The increase in the CNY is a boon for FCX, as it will allow more materials to be purchased by Chinese industry. The Chinese consumer will also make up for the slack in US demand.

FCX Management has Shareholder Interests in Mind - FCX has paid a consistent dividend, with the exception of 2009. Management rewarded patient shareholders by later issuing two special dividends that made up for the loss dividends and then split the stock 2 for 1.

The elimination of this dividend in 2009 was to conserve cash after the decrease in commodity prices. Management conserved cash flow by making the prudent decision to pay down debt instead of continuing the dividend to keep income investors happy. Senior management and directors are also significant shareholders, so they have a vested interest in growth of the company.

If there is concern about the ability of FCX to pay down the debt incurred from the two recent acquisitions, they can refer back to the previous acquisition of Phelps Dodge, a company 2.5 times FCX at that time. The acquisition incurred $14 billion of debt that was paid down to $6.5 billion by the end of 2008. The caveat here is that copper prices also remained elevated during this time.

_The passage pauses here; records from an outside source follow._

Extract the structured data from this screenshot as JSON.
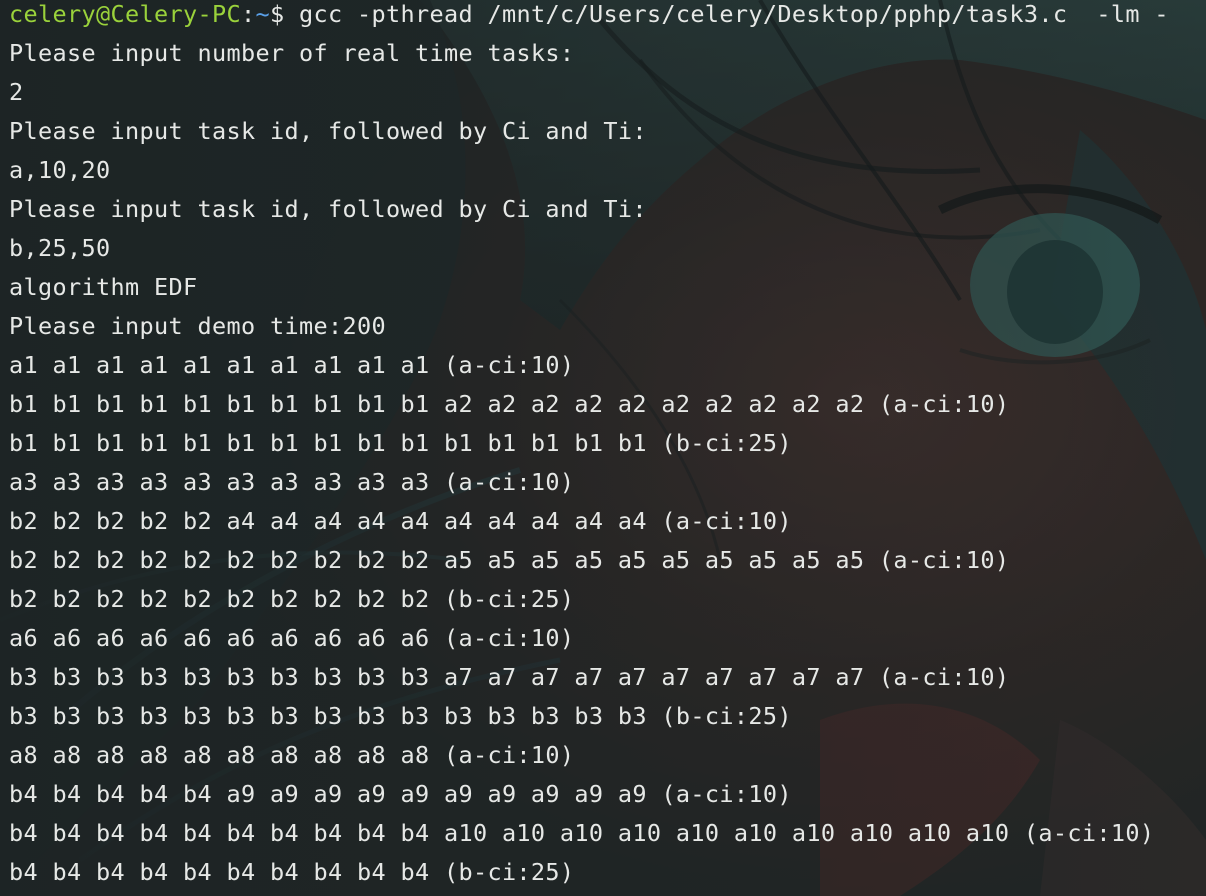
{
  "terminal": {
    "prompt": {
      "user_host": "celery@Celery-PC",
      "separator": ":",
      "path": "~",
      "symbol": "$",
      "command": " gcc -pthread /mnt/c/Users/celery/Desktop/pphp/task3.c  -lm -"
    },
    "lines": [
      "Please input number of real time tasks:",
      "2",
      "Please input task id, followed by Ci and Ti:",
      "a,10,20",
      "Please input task id, followed by Ci and Ti:",
      "b,25,50",
      "algorithm EDF",
      "Please input demo time:200",
      "a1 a1 a1 a1 a1 a1 a1 a1 a1 a1 (a-ci:10)",
      "b1 b1 b1 b1 b1 b1 b1 b1 b1 b1 a2 a2 a2 a2 a2 a2 a2 a2 a2 a2 (a-ci:10)",
      "b1 b1 b1 b1 b1 b1 b1 b1 b1 b1 b1 b1 b1 b1 b1 (b-ci:25)",
      "a3 a3 a3 a3 a3 a3 a3 a3 a3 a3 (a-ci:10)",
      "b2 b2 b2 b2 b2 a4 a4 a4 a4 a4 a4 a4 a4 a4 a4 (a-ci:10)",
      "b2 b2 b2 b2 b2 b2 b2 b2 b2 b2 a5 a5 a5 a5 a5 a5 a5 a5 a5 a5 (a-ci:10)",
      "b2 b2 b2 b2 b2 b2 b2 b2 b2 b2 (b-ci:25)",
      "a6 a6 a6 a6 a6 a6 a6 a6 a6 a6 (a-ci:10)",
      "b3 b3 b3 b3 b3 b3 b3 b3 b3 b3 a7 a7 a7 a7 a7 a7 a7 a7 a7 a7 (a-ci:10)",
      "b3 b3 b3 b3 b3 b3 b3 b3 b3 b3 b3 b3 b3 b3 b3 (b-ci:25)",
      "a8 a8 a8 a8 a8 a8 a8 a8 a8 a8 (a-ci:10)",
      "b4 b4 b4 b4 b4 a9 a9 a9 a9 a9 a9 a9 a9 a9 a9 (a-ci:10)",
      "b4 b4 b4 b4 b4 b4 b4 b4 b4 b4 a10 a10 a10 a10 a10 a10 a10 a10 a10 a10 (a-ci:10)",
      "b4 b4 b4 b4 b4 b4 b4 b4 b4 b4 (b-ci:25)"
    ]
  }
}
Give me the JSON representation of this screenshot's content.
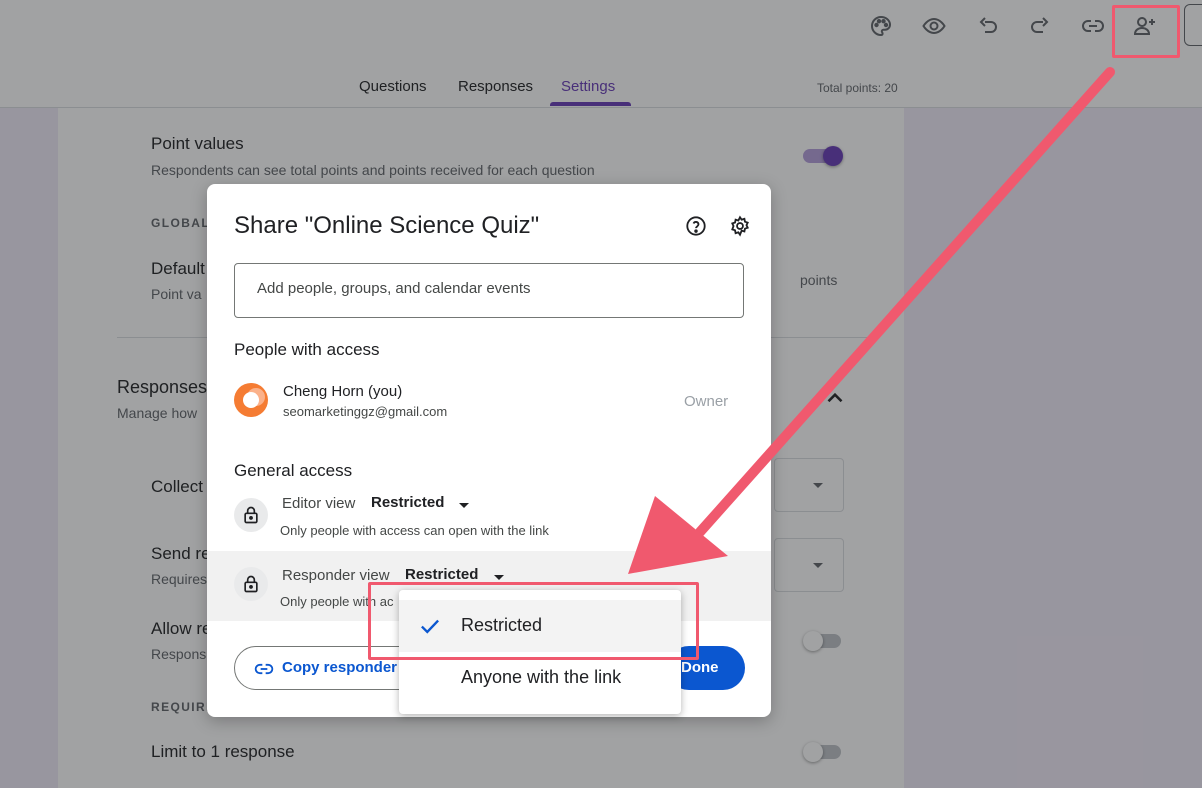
{
  "toolbar": {
    "icons": [
      "palette-icon",
      "eye-icon",
      "undo-icon",
      "redo-icon",
      "link-icon",
      "add-person-icon"
    ]
  },
  "tabs": [
    {
      "label": "Questions"
    },
    {
      "label": "Responses"
    },
    {
      "label": "Settings",
      "active": true
    }
  ],
  "total_points": "Total points: 20",
  "settings": {
    "point_values": {
      "title": "Point values",
      "desc": "Respondents can see total points and points received for each question",
      "enabled": true
    },
    "global_header": "GLOBAL",
    "default_title": "Default",
    "default_desc": "Point va",
    "default_unit": "points",
    "responses_title": "Responses",
    "responses_desc": "Manage how",
    "collect_title": "Collect",
    "send_title": "Send re",
    "send_desc": "Requires",
    "allow_title": "Allow re",
    "allow_desc": "Respons",
    "requires_header": "REQUIRE",
    "limit_title": "Limit to 1 response"
  },
  "dialog": {
    "title": "Share \"Online Science Quiz\"",
    "add_placeholder": "Add people, groups, and calendar events",
    "people_heading": "People with access",
    "person": {
      "name": "Cheng Horn (you)",
      "email": "seomarketinggz@gmail.com",
      "role": "Owner"
    },
    "general_heading": "General access",
    "editor": {
      "label": "Editor view",
      "value": "Restricted",
      "desc": "Only people with access can open with the link"
    },
    "responder": {
      "label": "Responder view",
      "value": "Restricted",
      "desc": "Only people with ac"
    },
    "copy_label": "Copy responder",
    "done_label": "Done"
  },
  "menu": {
    "options": [
      {
        "label": "Restricted",
        "selected": true
      },
      {
        "label": "Anyone with the link",
        "selected": false
      }
    ]
  },
  "colors": {
    "accent_purple": "#673ab7",
    "primary_blue": "#0b57d0",
    "annotation": "#f0596e"
  }
}
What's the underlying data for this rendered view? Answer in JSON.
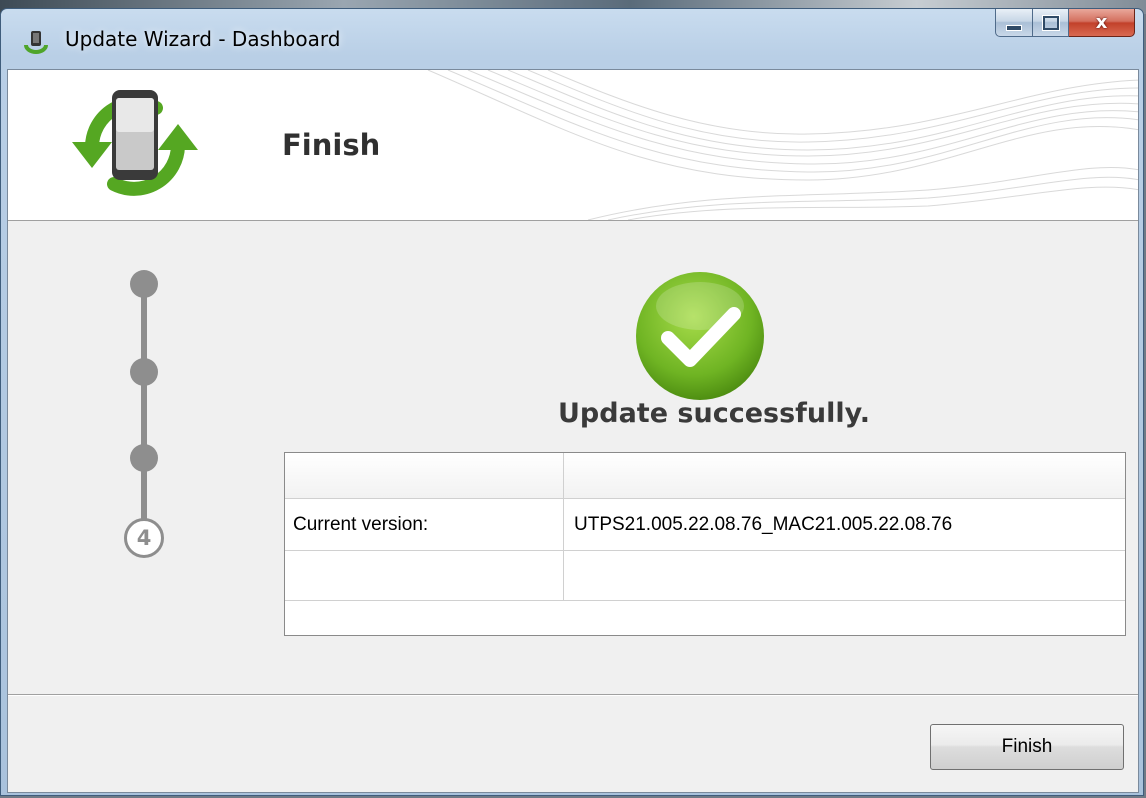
{
  "window": {
    "title": "Update Wizard - Dashboard",
    "close_glyph": "x"
  },
  "icons": {
    "app": "phone-update-icon",
    "logo": "phone-sync-icon",
    "success": "checkmark-icon"
  },
  "header": {
    "title": "Finish"
  },
  "steps": {
    "total": 4,
    "current_label": "4"
  },
  "main": {
    "status": "Update successfully.",
    "table": {
      "header": [
        "",
        ""
      ],
      "rows": [
        {
          "label": "Current version:",
          "value": "UTPS21.005.22.08.76_MAC21.005.22.08.76"
        },
        {
          "label": "",
          "value": ""
        }
      ]
    }
  },
  "footer": {
    "finish_label": "Finish"
  },
  "colors": {
    "success_green": "#7cbf2a",
    "arrow_green": "#55a722",
    "step_gray": "#8e8e8e"
  }
}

Additional Acquisition Opportunities - Prior to the gold selloff, mining companies were already hovering near 52-week lows. During the selloff, many miners hit new lows, and the mainstream media made claims that many could be at risk of having lowered credit ratings. Lowered credit ratings may decrease the market value of these miners to the point they would present a better return on investment than FCX's brownfield projects.

Some of these mining companies may go bankrupt, resulting in untapped reserves not reaching the market and increasing commodity prices, even as demand slows. If the companies do not go bankrupt, they will mothball investments in new projects, decreasing supply.

In contrast, FCX maintained their investment grade credit rating after adding debt to finance their recent acquisitions. Given the history of the company paying down debt, I expect FCX to pay down the debt rapidly to provide opportunities to finance additional acquisitions.

Contrarian View

The increased prosperity in China may not offset the slowdown in the US. Copper prices may not recover or continue to fall as the Chinese pull back in their spending. FCX may be unable to realize returns on their acquisitions. Any of these events would weaken FCX's ability to pay down debt as well as take advantage of acquisition opportunities.

Investment Strategy

At the current price, FCX presents a very good entry point for income and growth investors. In addition, management has a history of financial prudence. For the long-time investors, this presents an opportunity to average down.

Disclosure: I am long FCX. I wrote this article myself, and it expresses my own opinions. I am not receiving compensation for it (other than from Seeking Alpha). I have no business relationship with any company whose stock is mentioned in this article.